With a dense nutritional profile, cauliflower provides many health benefits and most important are antioxidant support, heart health, bone strength and anti-cancer.
Cancer: the glucosinolates in cauliflower play a relevant part in preventing the growth of cancer cells in the body. Glucosinolates break down into sulforaphane and isothiocyanates, two compounds that studies show to have a positive impact against cancer.
Bone strength: cauliflower promotes bone health through its vitamin C content that is important in protecting the bones against inflammation. Vitamin C is relevant for the production of collagen which is subsequently relevant in preventing inflammation in the joints. Another important compound that provides bone health is vitamin K with a 19% ratio of the daily value.
Heart health: cauliflower aids hypertension and cholesterol, having important antioxidant and anti-inflammatory properties. The glucosinolates reduce oxidative stress in the body often associated with various health issues including heart health. Cauliflower is also good for combating bad cholesterol and lowering blood pressure.
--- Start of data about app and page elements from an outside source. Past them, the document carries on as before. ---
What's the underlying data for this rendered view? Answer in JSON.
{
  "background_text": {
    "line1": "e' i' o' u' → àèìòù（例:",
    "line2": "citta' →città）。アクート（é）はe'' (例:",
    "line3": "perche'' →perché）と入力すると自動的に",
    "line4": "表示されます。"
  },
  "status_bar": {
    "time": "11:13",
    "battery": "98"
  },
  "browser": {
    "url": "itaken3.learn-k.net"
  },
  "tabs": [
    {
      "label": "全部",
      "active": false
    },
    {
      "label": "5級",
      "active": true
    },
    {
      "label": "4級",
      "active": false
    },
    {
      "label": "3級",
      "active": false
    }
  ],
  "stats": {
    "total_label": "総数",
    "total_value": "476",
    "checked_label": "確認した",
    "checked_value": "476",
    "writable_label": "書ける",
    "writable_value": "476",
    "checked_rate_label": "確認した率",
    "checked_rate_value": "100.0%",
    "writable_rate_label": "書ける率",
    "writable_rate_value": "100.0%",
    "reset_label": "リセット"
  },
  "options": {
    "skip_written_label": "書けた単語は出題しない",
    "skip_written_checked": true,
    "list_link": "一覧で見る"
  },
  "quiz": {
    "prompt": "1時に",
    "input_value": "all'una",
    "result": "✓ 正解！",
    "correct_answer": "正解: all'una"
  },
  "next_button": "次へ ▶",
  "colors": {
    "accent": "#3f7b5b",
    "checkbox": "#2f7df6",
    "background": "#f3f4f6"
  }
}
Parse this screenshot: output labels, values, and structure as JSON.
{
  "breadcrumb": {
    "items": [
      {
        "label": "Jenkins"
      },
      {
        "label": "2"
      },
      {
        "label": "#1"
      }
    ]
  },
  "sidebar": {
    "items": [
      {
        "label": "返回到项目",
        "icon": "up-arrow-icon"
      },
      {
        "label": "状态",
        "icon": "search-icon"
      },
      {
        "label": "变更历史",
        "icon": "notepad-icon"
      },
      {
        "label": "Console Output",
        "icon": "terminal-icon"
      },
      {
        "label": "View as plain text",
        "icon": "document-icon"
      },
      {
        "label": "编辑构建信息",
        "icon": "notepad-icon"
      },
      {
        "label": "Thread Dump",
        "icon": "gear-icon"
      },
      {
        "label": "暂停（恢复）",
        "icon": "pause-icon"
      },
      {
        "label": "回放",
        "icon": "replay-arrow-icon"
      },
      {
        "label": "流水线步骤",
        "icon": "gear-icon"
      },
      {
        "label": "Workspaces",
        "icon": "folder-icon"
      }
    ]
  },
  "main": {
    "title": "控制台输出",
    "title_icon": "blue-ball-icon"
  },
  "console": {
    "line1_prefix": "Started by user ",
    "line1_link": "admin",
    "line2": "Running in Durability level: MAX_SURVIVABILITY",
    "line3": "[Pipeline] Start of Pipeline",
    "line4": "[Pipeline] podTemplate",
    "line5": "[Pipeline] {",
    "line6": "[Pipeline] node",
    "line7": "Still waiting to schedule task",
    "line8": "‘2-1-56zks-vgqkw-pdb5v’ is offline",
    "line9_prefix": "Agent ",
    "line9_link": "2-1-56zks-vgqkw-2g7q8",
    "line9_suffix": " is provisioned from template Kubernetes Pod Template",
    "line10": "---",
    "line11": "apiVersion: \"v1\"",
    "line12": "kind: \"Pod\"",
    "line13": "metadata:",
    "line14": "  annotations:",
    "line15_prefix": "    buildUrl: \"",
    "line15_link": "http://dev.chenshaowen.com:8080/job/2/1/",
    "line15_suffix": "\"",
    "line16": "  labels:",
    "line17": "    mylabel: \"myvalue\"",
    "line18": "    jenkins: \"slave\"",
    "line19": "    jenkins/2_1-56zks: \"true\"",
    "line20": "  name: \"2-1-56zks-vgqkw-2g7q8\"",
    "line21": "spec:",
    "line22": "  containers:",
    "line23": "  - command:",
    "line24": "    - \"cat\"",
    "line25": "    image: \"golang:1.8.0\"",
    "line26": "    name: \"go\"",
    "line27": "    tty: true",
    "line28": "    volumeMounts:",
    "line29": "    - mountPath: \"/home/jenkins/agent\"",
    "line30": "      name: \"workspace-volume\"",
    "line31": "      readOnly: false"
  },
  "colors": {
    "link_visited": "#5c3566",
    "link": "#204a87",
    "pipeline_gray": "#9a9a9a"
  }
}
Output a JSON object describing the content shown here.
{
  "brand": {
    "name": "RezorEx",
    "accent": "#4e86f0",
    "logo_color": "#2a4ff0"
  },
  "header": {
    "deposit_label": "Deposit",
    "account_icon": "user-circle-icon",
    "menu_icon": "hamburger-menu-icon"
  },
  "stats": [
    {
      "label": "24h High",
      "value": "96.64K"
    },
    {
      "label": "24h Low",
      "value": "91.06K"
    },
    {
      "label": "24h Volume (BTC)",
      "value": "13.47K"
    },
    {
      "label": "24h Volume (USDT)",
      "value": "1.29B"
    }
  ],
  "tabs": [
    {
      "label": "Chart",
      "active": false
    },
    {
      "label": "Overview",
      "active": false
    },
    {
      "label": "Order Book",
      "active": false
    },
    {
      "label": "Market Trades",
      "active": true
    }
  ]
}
Antioxidant support: is provided by various nutrients in the vegetable among which vitamin C, beta-carotene, cinnamic acid, quercetin, kaempferol and caffeic acid.